Look for "this" in the listing below. Gather each line that contains it.

□ □ □ □ □

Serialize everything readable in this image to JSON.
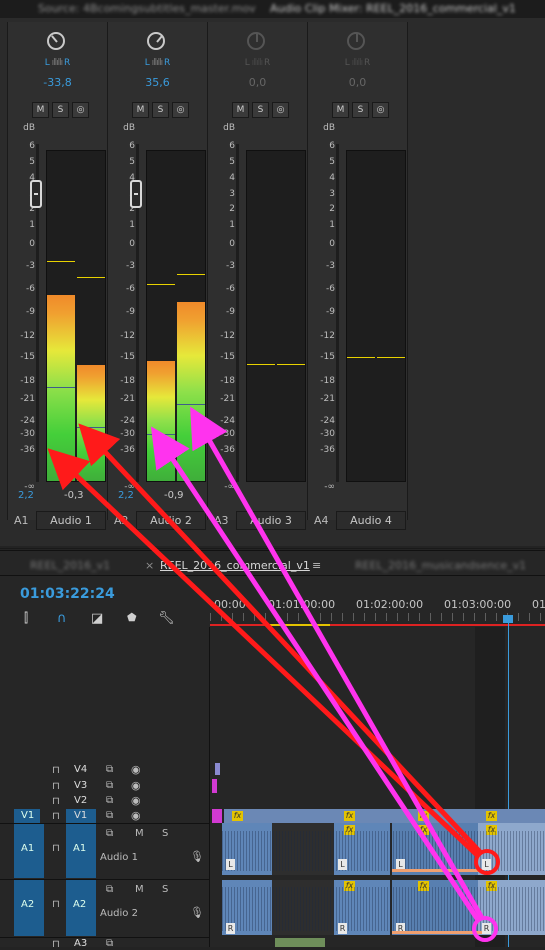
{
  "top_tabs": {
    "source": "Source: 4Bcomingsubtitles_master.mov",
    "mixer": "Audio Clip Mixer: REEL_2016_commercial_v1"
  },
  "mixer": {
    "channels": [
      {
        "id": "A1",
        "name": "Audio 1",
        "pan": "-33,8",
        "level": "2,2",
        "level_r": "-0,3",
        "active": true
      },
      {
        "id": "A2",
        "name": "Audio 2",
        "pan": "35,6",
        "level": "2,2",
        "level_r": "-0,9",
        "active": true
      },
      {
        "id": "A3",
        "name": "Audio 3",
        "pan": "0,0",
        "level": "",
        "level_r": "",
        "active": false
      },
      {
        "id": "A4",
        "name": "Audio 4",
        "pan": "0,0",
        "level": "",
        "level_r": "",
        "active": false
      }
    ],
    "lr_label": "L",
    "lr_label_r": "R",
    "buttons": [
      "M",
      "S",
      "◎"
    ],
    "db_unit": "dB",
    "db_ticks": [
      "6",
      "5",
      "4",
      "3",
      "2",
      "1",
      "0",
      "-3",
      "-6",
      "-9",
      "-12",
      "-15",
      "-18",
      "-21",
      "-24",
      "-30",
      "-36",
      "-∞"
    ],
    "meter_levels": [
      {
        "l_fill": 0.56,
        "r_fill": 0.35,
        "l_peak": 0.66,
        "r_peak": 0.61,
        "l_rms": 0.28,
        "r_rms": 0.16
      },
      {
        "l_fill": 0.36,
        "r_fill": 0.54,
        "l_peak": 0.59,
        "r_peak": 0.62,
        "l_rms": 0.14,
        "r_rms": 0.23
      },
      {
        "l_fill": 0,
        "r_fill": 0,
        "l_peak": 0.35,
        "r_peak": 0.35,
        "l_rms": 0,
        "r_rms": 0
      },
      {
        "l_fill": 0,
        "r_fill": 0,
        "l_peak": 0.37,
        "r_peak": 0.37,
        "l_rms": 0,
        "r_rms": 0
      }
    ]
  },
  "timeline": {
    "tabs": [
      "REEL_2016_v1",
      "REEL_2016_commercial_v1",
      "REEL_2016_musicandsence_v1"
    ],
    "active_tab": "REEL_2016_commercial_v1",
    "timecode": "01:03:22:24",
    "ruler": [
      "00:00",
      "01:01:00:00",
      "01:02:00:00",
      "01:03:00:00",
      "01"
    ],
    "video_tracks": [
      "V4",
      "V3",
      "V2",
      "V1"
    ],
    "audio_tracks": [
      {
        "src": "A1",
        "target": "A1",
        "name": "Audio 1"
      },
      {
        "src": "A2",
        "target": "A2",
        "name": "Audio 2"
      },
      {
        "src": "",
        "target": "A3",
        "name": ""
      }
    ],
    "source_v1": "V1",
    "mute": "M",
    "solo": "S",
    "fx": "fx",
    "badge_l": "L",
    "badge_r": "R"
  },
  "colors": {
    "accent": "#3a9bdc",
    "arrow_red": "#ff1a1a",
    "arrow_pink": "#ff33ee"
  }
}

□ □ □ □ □

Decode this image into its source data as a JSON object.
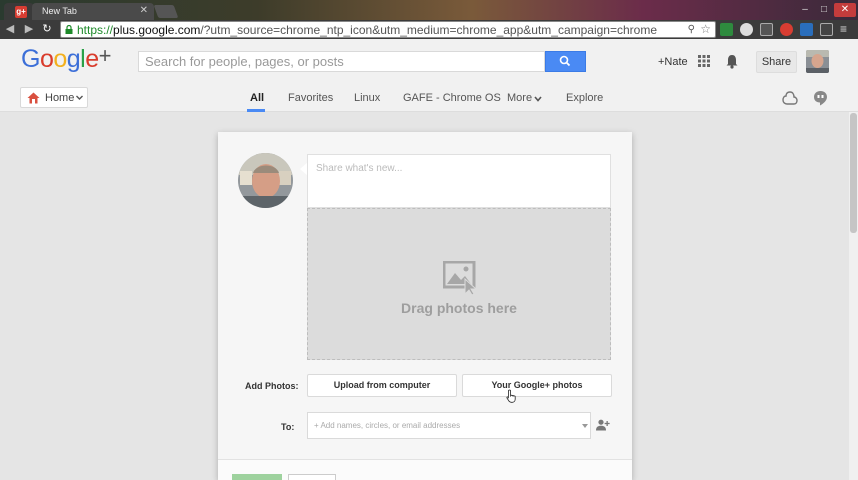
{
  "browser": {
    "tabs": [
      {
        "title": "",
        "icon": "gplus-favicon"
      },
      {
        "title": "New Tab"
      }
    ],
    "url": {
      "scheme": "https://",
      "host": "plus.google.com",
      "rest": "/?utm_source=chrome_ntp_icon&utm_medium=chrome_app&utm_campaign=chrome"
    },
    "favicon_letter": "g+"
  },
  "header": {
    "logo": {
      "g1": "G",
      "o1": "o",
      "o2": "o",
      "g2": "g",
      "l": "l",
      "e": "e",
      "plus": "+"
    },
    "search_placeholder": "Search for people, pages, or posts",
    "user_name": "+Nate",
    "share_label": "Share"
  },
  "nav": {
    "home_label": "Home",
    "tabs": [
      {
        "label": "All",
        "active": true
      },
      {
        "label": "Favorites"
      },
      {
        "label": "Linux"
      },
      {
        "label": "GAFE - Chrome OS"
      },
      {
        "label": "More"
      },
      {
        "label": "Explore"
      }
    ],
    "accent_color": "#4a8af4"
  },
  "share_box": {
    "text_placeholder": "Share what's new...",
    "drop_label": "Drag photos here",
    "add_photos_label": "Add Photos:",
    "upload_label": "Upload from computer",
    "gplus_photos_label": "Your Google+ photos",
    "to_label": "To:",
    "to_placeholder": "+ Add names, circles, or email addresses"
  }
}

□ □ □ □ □

__COMPLETED TASK__.
Serialize everything readable in this image to JSON.
Decode this image into its source data as a JSON object.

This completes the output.